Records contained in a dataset
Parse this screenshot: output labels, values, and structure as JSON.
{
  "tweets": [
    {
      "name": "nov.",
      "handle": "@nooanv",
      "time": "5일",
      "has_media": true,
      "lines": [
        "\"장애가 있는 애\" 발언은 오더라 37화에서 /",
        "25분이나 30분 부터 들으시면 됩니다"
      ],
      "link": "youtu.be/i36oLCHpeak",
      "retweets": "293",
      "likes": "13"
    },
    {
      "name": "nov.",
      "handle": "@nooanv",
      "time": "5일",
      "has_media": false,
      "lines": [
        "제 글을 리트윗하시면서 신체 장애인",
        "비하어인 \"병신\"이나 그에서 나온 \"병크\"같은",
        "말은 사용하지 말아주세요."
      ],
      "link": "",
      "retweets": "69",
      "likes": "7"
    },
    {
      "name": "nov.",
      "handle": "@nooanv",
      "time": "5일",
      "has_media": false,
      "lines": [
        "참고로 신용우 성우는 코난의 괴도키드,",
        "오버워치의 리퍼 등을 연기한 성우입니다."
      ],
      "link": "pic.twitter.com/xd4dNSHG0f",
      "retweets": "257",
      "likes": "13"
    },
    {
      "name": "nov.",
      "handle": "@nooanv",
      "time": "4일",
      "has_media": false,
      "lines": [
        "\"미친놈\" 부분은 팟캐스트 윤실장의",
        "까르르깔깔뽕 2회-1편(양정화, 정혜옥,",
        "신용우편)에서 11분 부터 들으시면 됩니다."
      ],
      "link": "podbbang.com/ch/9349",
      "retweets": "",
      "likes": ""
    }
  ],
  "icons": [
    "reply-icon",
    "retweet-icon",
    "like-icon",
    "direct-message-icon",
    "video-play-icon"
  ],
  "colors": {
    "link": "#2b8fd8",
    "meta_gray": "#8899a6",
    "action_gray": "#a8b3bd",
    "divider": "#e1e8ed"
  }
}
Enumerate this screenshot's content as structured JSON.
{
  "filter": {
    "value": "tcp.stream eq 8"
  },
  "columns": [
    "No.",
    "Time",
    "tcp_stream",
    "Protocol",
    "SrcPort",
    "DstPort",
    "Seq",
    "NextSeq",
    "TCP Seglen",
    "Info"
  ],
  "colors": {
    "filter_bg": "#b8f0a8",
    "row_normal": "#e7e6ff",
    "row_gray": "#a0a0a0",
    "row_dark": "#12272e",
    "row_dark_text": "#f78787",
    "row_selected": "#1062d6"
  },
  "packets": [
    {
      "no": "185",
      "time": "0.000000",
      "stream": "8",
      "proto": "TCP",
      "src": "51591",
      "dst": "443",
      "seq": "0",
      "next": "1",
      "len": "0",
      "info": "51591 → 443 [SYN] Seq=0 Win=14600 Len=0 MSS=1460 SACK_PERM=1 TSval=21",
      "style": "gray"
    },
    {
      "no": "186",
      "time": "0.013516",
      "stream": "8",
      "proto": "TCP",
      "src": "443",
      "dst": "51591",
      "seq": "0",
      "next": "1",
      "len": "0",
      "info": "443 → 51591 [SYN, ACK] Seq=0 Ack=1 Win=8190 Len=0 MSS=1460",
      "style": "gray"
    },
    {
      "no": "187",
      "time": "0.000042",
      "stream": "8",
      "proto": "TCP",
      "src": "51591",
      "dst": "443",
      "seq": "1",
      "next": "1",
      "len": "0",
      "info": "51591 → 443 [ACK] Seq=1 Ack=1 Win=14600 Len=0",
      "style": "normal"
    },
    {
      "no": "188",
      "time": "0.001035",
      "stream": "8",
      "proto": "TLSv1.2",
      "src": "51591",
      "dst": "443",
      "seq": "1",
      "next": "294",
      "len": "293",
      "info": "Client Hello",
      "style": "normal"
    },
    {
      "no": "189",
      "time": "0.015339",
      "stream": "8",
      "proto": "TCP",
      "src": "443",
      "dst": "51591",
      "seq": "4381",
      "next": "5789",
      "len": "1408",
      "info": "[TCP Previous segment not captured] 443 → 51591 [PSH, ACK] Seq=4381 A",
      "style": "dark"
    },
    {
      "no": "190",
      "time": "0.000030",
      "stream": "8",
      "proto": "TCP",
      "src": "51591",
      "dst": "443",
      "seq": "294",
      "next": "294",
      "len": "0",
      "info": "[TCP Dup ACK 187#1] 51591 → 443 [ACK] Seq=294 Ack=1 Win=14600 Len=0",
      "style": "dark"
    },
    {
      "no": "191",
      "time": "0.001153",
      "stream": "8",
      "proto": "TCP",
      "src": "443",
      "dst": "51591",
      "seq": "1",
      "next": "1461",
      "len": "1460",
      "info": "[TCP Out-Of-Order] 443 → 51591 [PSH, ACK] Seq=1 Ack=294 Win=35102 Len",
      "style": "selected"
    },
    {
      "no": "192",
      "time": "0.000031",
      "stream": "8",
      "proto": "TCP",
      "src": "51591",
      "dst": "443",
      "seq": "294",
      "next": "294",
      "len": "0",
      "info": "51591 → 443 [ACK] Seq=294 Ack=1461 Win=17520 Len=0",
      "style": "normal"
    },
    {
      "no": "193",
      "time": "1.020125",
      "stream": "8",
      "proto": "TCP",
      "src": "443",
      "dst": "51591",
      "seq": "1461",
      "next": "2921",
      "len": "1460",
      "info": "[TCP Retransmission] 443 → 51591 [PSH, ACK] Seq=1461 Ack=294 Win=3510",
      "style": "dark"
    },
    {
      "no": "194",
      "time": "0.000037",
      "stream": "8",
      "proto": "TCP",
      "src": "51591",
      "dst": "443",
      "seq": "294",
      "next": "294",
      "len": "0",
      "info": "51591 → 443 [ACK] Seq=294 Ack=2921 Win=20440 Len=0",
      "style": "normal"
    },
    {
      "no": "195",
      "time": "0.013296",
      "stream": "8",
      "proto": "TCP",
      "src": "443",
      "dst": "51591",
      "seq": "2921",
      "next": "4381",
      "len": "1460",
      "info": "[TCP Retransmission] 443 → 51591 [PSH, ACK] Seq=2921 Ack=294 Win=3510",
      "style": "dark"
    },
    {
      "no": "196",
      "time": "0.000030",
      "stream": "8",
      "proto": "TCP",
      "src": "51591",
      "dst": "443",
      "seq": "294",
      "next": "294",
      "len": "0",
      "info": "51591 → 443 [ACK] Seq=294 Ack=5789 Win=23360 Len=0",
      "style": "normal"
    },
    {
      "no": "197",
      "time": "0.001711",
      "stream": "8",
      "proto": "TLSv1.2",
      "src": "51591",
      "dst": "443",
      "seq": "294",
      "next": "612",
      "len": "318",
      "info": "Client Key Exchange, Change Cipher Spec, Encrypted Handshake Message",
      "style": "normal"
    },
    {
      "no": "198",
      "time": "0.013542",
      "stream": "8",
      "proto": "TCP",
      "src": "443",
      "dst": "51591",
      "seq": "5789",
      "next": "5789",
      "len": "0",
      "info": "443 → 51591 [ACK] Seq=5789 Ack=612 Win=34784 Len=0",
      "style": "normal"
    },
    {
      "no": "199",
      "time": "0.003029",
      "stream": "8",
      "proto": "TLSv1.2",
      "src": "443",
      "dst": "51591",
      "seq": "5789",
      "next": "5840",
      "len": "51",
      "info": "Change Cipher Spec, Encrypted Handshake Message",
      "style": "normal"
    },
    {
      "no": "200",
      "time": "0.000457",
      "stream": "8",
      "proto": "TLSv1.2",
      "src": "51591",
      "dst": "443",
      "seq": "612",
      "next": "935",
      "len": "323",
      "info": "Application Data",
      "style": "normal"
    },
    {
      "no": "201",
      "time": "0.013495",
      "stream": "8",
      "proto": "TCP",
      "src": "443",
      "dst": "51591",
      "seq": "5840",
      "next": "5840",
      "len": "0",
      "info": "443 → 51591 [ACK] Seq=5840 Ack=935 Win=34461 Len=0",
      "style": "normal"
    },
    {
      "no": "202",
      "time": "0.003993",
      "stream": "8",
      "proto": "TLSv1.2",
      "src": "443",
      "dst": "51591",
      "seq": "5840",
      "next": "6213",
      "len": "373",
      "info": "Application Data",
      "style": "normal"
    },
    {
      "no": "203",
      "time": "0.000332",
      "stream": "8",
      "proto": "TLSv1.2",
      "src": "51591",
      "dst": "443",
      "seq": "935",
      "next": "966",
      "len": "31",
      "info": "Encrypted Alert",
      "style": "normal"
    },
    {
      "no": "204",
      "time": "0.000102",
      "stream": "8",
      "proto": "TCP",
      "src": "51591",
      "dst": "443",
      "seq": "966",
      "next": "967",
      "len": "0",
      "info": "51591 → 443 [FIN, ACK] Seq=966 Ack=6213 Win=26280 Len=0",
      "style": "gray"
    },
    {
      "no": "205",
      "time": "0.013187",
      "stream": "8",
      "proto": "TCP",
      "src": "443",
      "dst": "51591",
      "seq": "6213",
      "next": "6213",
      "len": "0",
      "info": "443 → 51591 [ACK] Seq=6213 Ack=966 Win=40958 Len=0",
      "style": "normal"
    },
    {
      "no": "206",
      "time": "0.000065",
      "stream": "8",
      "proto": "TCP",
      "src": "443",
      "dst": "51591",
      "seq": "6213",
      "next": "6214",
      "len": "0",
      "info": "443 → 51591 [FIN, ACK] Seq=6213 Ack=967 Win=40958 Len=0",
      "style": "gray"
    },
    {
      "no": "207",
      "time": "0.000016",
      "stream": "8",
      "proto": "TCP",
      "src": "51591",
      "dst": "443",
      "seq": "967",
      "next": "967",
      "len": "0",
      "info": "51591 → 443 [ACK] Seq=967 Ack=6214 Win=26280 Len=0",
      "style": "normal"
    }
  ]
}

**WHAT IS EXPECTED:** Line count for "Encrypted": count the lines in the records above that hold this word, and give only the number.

**TASK OUTPUT:** 3